Halfway through my weaving project, I’ve been encouraged to post a blog, to help keep the world posted on my project.
I’ve set out to make a set of sash samples using the fingerweaving technique, representing the variety possible within this technique. There will be 8 samples in all, based on actual sashes found in museum collections across North America. Each sample will be aprox 18 inches (35 cm) long. The samples will be handed over to the Manitoba Museum. The project is supported by Manitoba Artists in Healthcare, and Manitoba Culture, Heritage, and Tourism.
I started in November, 2007. I have completed 3 of the pieces, and am working on number 4.
Here’s number one, from November, 2007. It’s a ‘W Pattern’. A Rindisbacher painting of life in the Red River Settlement depicts a Métis man probably wearing a sash of this pattern.

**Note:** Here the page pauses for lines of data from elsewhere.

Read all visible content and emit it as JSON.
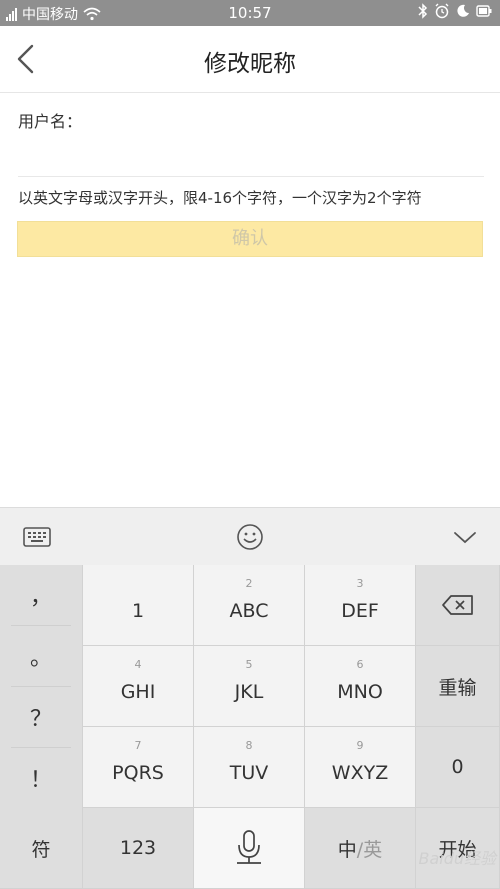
{
  "status_bar": {
    "carrier": "中国移动",
    "time": "10:57"
  },
  "header": {
    "title": "修改昵称",
    "back_icon": "chevron-left-icon"
  },
  "form": {
    "username_label": "用户名：",
    "username_value": "",
    "hint": "以英文字母或汉字开头，限4-16个字符，一个汉字为2个字符",
    "confirm_label": "确认"
  },
  "keyboard": {
    "toolbar": {
      "left_icon": "keyboard-icon",
      "center_icon": "emoji-icon",
      "right_icon": "chevron-down-icon"
    },
    "punctuation": [
      "，",
      "。",
      "？",
      "！"
    ],
    "keys": [
      {
        "num": "",
        "label": "1"
      },
      {
        "num": "2",
        "label": "ABC"
      },
      {
        "num": "3",
        "label": "DEF"
      },
      {
        "num": "4",
        "label": "GHI"
      },
      {
        "num": "5",
        "label": "JKL"
      },
      {
        "num": "6",
        "label": "MNO"
      },
      {
        "num": "7",
        "label": "PQRS"
      },
      {
        "num": "8",
        "label": "TUV"
      },
      {
        "num": "9",
        "label": "WXYZ"
      }
    ],
    "backspace_icon": "backspace-icon",
    "reenter_label": "重输",
    "zero_label": "0",
    "symbol_label": "符",
    "numeric_label": "123",
    "mic_icon": "microphone-icon",
    "lang_primary": "中",
    "lang_secondary": "/英",
    "start_label": "开始"
  },
  "watermark": "Baidu经验"
}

Number 2 was woven during the month of December, 2007. This piece is based on a sash in the Manitoba Museum collection, a classic ‘Long Flame’ pattern.
The third swatch is the ‘bias weave’ or ‘oblique’ method. White beads create the pattern.
The fourth sample is known as the double arrowhead.
These samples are all woven with a fine 2/8 worsted wool. I respun to tighten the twist, to help the wool stand up to the fingerweaving process.
Tomorrow, March 3, I will visit Friesen’s Press, to watch the pages of my book roll through the presses.